=== Begin Enclosure ===

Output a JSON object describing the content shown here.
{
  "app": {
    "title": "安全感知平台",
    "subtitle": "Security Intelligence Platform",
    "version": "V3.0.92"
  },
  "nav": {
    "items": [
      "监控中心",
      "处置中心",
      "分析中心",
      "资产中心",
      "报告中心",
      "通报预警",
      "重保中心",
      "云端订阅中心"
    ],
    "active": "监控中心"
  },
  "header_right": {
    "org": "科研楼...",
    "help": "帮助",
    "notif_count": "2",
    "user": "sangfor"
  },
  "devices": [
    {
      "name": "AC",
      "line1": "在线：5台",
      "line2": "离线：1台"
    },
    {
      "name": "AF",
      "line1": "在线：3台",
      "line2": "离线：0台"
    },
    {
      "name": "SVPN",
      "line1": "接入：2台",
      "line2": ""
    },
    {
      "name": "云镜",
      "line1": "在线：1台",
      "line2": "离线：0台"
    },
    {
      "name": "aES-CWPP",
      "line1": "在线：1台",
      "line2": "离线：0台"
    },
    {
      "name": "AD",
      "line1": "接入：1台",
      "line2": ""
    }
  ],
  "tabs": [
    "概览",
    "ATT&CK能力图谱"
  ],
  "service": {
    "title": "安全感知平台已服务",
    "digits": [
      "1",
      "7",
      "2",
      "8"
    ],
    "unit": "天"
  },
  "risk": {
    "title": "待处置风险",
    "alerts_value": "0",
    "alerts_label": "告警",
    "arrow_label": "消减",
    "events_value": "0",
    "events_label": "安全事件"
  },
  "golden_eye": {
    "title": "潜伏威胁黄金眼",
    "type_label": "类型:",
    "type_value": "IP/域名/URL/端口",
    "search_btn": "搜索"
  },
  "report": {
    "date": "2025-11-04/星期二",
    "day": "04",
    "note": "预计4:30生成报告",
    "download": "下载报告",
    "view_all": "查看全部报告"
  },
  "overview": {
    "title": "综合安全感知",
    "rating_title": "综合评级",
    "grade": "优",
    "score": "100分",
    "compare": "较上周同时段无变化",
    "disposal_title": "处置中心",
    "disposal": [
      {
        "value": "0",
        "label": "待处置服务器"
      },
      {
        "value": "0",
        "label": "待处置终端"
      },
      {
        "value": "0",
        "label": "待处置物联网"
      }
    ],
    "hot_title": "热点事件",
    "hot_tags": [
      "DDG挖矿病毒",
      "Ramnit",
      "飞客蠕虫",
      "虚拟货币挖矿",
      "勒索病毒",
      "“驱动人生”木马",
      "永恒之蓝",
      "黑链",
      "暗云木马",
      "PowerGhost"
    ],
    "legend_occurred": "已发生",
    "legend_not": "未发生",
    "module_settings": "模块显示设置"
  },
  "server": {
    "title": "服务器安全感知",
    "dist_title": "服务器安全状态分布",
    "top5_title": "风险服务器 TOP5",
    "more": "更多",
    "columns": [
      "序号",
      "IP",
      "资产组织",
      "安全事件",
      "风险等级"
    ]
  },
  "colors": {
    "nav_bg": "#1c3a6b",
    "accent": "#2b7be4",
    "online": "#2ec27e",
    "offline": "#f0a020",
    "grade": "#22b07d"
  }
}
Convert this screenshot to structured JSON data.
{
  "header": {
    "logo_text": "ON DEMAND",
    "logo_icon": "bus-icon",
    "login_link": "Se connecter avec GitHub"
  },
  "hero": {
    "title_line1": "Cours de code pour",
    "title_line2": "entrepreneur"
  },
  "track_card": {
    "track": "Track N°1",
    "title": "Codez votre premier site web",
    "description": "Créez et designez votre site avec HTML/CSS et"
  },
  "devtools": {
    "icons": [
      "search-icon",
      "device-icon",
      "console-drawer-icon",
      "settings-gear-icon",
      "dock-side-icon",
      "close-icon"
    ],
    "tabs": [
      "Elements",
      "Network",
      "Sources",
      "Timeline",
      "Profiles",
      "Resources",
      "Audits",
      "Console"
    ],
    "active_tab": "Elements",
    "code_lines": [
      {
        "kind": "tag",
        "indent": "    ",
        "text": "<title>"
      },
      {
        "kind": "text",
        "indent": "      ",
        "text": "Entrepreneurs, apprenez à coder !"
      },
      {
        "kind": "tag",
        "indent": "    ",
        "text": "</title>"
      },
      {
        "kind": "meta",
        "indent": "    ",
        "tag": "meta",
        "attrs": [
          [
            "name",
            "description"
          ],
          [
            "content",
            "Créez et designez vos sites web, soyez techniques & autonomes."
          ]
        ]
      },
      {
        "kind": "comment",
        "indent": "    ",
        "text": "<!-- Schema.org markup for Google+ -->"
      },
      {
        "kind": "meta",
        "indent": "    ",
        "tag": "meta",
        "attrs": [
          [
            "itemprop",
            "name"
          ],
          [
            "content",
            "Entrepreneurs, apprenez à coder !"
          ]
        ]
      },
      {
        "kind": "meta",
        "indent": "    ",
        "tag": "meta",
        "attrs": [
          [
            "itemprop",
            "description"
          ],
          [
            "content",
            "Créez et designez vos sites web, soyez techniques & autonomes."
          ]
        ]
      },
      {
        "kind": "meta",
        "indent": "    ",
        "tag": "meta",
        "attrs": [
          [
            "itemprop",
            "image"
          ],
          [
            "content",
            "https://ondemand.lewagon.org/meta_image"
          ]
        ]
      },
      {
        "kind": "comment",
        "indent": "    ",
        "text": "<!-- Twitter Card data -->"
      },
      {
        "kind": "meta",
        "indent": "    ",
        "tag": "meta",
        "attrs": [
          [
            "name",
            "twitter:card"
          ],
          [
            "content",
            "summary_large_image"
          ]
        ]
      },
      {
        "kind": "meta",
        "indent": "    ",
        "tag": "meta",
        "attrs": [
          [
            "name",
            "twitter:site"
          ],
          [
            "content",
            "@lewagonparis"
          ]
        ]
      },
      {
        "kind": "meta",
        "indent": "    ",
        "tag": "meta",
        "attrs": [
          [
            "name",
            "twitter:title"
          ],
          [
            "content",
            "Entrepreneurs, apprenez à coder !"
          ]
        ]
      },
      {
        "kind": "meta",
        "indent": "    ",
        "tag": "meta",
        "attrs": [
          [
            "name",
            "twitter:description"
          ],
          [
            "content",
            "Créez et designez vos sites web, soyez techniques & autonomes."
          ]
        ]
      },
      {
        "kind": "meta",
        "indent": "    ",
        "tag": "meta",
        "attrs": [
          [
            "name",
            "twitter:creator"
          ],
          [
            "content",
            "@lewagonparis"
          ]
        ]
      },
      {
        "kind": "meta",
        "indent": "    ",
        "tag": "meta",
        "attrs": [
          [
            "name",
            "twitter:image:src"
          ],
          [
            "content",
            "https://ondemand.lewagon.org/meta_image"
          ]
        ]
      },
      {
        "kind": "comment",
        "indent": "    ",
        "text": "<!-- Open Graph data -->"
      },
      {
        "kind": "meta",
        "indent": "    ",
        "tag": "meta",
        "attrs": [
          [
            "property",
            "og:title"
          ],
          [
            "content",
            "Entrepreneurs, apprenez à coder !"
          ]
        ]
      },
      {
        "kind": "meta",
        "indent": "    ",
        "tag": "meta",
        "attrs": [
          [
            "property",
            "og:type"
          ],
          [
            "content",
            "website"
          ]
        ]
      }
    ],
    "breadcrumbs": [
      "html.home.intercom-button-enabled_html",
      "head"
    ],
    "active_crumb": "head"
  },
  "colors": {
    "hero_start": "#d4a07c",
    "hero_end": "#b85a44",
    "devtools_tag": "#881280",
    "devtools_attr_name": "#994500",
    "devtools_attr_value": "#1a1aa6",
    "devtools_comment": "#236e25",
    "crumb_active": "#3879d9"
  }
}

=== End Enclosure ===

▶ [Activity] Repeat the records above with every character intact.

▶ [Answer to this exercise]
Output a JSON object describing the content shown here.
{
  "app": {
    "title": "安全感知平台",
    "subtitle": "Security Intelligence Platform",
    "version": "V3.0.92"
  },
  "nav": {
    "items": [
      "监控中心",
      "处置中心",
      "分析中心",
      "资产中心",
      "报告中心",
      "通报预警",
      "重保中心",
      "云端订阅中心"
    ],
    "active": "监控中心"
  },
  "header_right": {
    "org": "科研楼...",
    "help": "帮助",
    "notif_count": "2",
    "user": "sangfor"
  },
  "devices": [
    {
      "name": "AC",
      "line1": "在线：5台",
      "line2": "离线：1台"
    },
    {
      "name": "AF",
      "line1": "在线：3台",
      "line2": "离线：0台"
    },
    {
      "name": "SVPN",
      "line1": "接入：2台",
      "line2": ""
    },
    {
      "name": "云镜",
      "line1": "在线：1台",
      "line2": "离线：0台"
    },
    {
      "name": "aES-CWPP",
      "line1": "在线：1台",
      "line2": "离线：0台"
    },
    {
      "name": "AD",
      "line1": "接入：1台",
      "line2": ""
    }
  ],
  "tabs": [
    "概览",
    "ATT&CK能力图谱"
  ],
  "service": {
    "title": "安全感知平台已服务",
    "digits": [
      "1",
      "7",
      "2",
      "8"
    ],
    "unit": "天"
  },
  "risk": {
    "title": "待处置风险",
    "alerts_value": "0",
    "alerts_label": "告警",
    "arrow_label": "消减",
    "events_value": "0",
    "events_label": "安全事件"
  },
  "golden_eye": {
    "title": "潜伏威胁黄金眼",
    "type_label": "类型:",
    "type_value": "IP/域名/URL/端口",
    "search_btn": "搜索"
  },
  "report": {
    "date": "2025-11-04/星期二",
    "day": "04",
    "note": "预计4:30生成报告",
    "download": "下载报告",
    "view_all": "查看全部报告"
  },
  "overview": {
    "title": "综合安全感知",
    "rating_title": "综合评级",
    "grade": "优",
    "score": "100分",
    "compare": "较上周同时段无变化",
    "disposal_title": "处置中心",
    "disposal": [
      {
        "value": "0",
        "label": "待处置服务器"
      },
      {
        "value": "0",
        "label": "待处置终端"
      },
      {
        "value": "0",
        "label": "待处置物联网"
      }
    ],
    "hot_title": "热点事件",
    "hot_tags": [
      "DDG挖矿病毒",
      "Ramnit",
      "飞客蠕虫",
      "虚拟货币挖矿",
      "勒索病毒",
      "“驱动人生”木马",
      "永恒之蓝",
      "黑链",
      "暗云木马",
      "PowerGhost"
    ],
    "legend_occurred": "已发生",
    "legend_not": "未发生",
    "module_settings": "模块显示设置"
  },
  "server": {
    "title": "服务器安全感知",
    "dist_title": "服务器安全状态分布",
    "top5_title": "风险服务器 TOP5",
    "more": "更多",
    "columns": [
      "序号",
      "IP",
      "资产组织",
      "安全事件",
      "风险等级"
    ]
  },
  "colors": {
    "nav_bg": "#1c3a6b",
    "accent": "#2b7be4",
    "online": "#2ec27e",
    "offline": "#f0a020",
    "grade": "#22b07d"
  }
}
Convert this screenshot to structured JSON data.
{
  "header": {
    "logo_text": "ON DEMAND",
    "logo_icon": "bus-icon",
    "login_link": "Se connecter avec GitHub"
  },
  "hero": {
    "title_line1": "Cours de code pour",
    "title_line2": "entrepreneur"
  },
  "track_card": {
    "track": "Track N°1",
    "title": "Codez votre premier site web",
    "description": "Créez et designez votre site avec HTML/CSS et"
  },
  "devtools": {
    "icons": [
      "search-icon",
      "device-icon",
      "console-drawer-icon",
      "settings-gear-icon",
      "dock-side-icon",
      "close-icon"
    ],
    "tabs": [
      "Elements",
      "Network",
      "Sources",
      "Timeline",
      "Profiles",
      "Resources",
      "Audits",
      "Console"
    ],
    "active_tab": "Elements",
    "code_lines": [
      {
        "kind": "tag",
        "indent": "    ",
        "text": "<title>"
      },
      {
        "kind": "text",
        "indent": "      ",
        "text": "Entrepreneurs, apprenez à coder !"
      },
      {
        "kind": "tag",
        "indent": "    ",
        "text": "</title>"
      },
      {
        "kind": "meta",
        "indent": "    ",
        "tag": "meta",
        "attrs": [
          [
            "name",
            "description"
          ],
          [
            "content",
            "Créez et designez vos sites web, soyez techniques & autonomes."
          ]
        ]
      },
      {
        "kind": "comment",
        "indent": "    ",
        "text": "<!-- Schema.org markup for Google+ -->"
      },
      {
        "kind": "meta",
        "indent": "    ",
        "tag": "meta",
        "attrs": [
          [
            "itemprop",
            "name"
          ],
          [
            "content",
            "Entrepreneurs, apprenez à coder !"
          ]
        ]
      },
      {
        "kind": "meta",
        "indent": "    ",
        "tag": "meta",
        "attrs": [
          [
            "itemprop",
            "description"
          ],
          [
            "content",
            "Créez et designez vos sites web, soyez techniques & autonomes."
          ]
        ]
      },
      {
        "kind": "meta",
        "indent": "    ",
        "tag": "meta",
        "attrs": [
          [
            "itemprop",
            "image"
          ],
          [
            "content",
            "https://ondemand.lewagon.org/meta_image"
          ]
        ]
      },
      {
        "kind": "comment",
        "indent": "    ",
        "text": "<!-- Twitter Card data -->"
      },
      {
        "kind": "meta",
        "indent": "    ",
        "tag": "meta",
        "attrs": [
          [
            "name",
            "twitter:card"
          ],
          [
            "content",
            "summary_large_image"
          ]
        ]
      },
      {
        "kind": "meta",
        "indent": "    ",
        "tag": "meta",
        "attrs": [
          [
            "name",
            "twitter:site"
          ],
          [
            "content",
            "@lewagonparis"
          ]
        ]
      },
      {
        "kind": "meta",
        "indent": "    ",
        "tag": "meta",
        "attrs": [
          [
            "name",
            "twitter:title"
          ],
          [
            "content",
            "Entrepreneurs, apprenez à coder !"
          ]
        ]
      },
      {
        "kind": "meta",
        "indent": "    ",
        "tag": "meta",
        "attrs": [
          [
            "name",
            "twitter:description"
          ],
          [
            "content",
            "Créez et designez vos sites web, soyez techniques & autonomes."
          ]
        ]
      },
      {
        "kind": "meta",
        "indent": "    ",
        "tag": "meta",
        "attrs": [
          [
            "name",
            "twitter:creator"
          ],
          [
            "content",
            "@lewagonparis"
          ]
        ]
      },
      {
        "kind": "meta",
        "indent": "    ",
        "tag": "meta",
        "attrs": [
          [
            "name",
            "twitter:image:src"
          ],
          [
            "content",
            "https://ondemand.lewagon.org/meta_image"
          ]
        ]
      },
      {
        "kind": "comment",
        "indent": "    ",
        "text": "<!-- Open Graph data -->"
      },
      {
        "kind": "meta",
        "indent": "    ",
        "tag": "meta",
        "attrs": [
          [
            "property",
            "og:title"
          ],
          [
            "content",
            "Entrepreneurs, apprenez à coder !"
          ]
        ]
      },
      {
        "kind": "meta",
        "indent": "    ",
        "tag": "meta",
        "attrs": [
          [
            "property",
            "og:type"
          ],
          [
            "content",
            "website"
          ]
        ]
      }
    ],
    "breadcrumbs": [
      "html.home.intercom-button-enabled_html",
      "head"
    ],
    "active_crumb": "head"
  },
  "colors": {
    "hero_start": "#d4a07c",
    "hero_end": "#b85a44",
    "devtools_tag": "#881280",
    "devtools_attr_name": "#994500",
    "devtools_attr_value": "#1a1aa6",
    "devtools_comment": "#236e25",
    "crumb_active": "#3879d9"
  }
}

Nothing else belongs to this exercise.